Research tells us that courses with high levels of participation are ones that emphasize inclusivity and learner-focused classroom practices. Asking your students to respond to a daily question while taking roll—rather than having students sign in or making silent tallies on a roster—is a quick and easy way to build classroom community and promote student engagement and participation from the beginning of each class session.
Attendance questions have several benefits in the classroom:
- They build a sense of community and model classroom responses. From the simple “Do you have any pets?” to a more thoughtful, “What is an accomplishment that you are extremely proud of?”, attendance questions help students connect with one another and build a collaborative community. This practice also models the importance of actively listening and responding to your peers.
- They can help you target moments for clarification or explanation. If the day’s lesson focuses on discussing a particularly difficult reading assignment, you might ask students to list something they found interesting, provocative, or confusing. If students are turning in an essay or taking an exam, you might ask about a surprising challenge they found in their writing or studying processes. These questions can help you take inventory and address any challenges your students are facing in real time.
- They allow space for the practice of speaking during the class. My students reported that because they answered a question at the onset of class, they felt more comfortable contributing to class discussion or asking other questions. There was significantly less anxiety about speaking up, and students felt a strong sense of community with their classmates after learning about them through attendance questions.

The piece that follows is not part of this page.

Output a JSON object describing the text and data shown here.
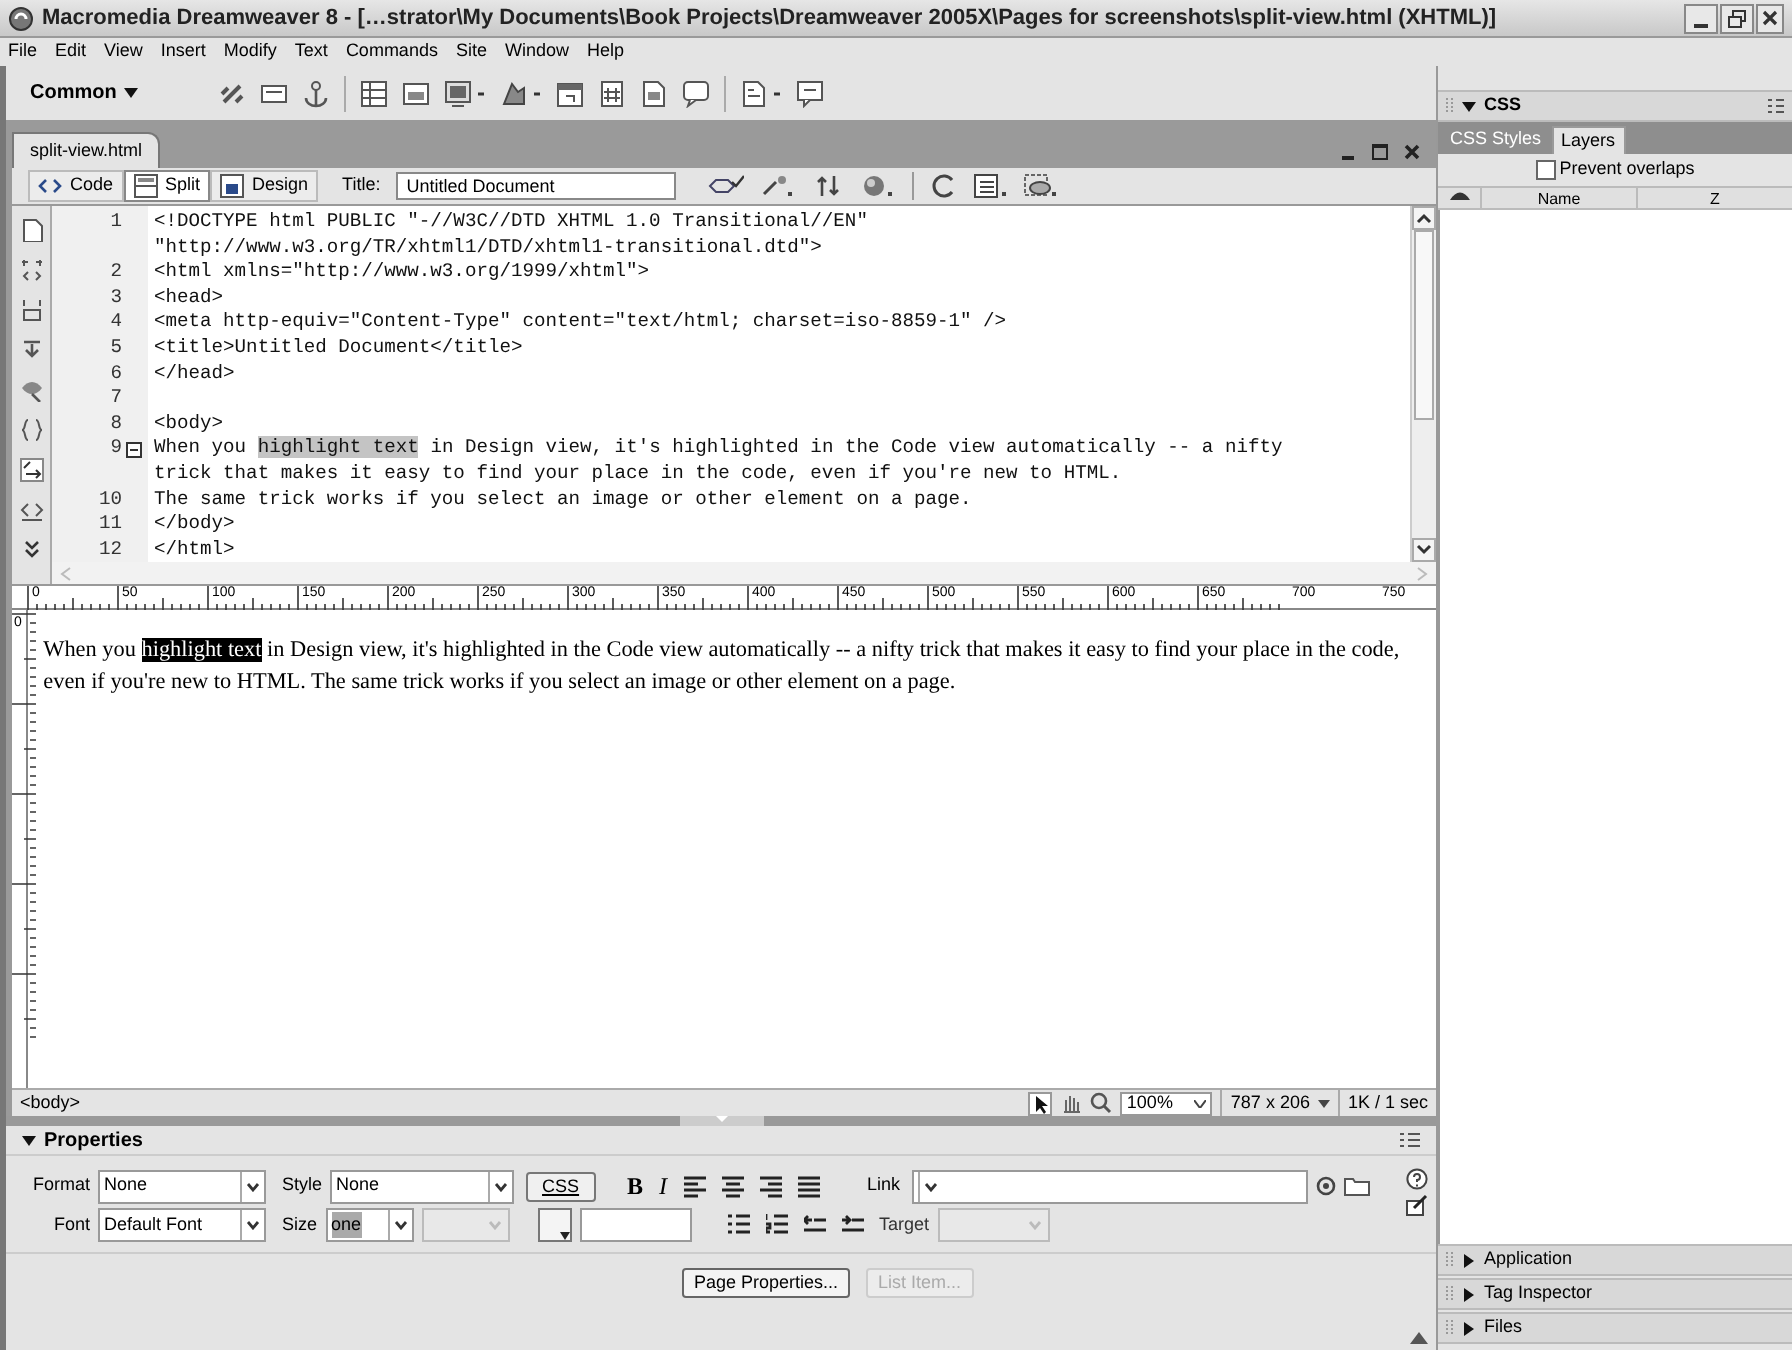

Attendance questions can lead to a far higher level of participation throughout class sessions and the course as a whole; however, in order to reap full benefits from attendance questions, the practice should become part of your class routine. In smaller classes, you might ask students to respond orally; in larger classes, you might have students respond via TopHat, highlighting a few of their responses. While asking students attendance questions may take a few extra minutes at the beginning of class, they can have a lasting impact on your classroom climate.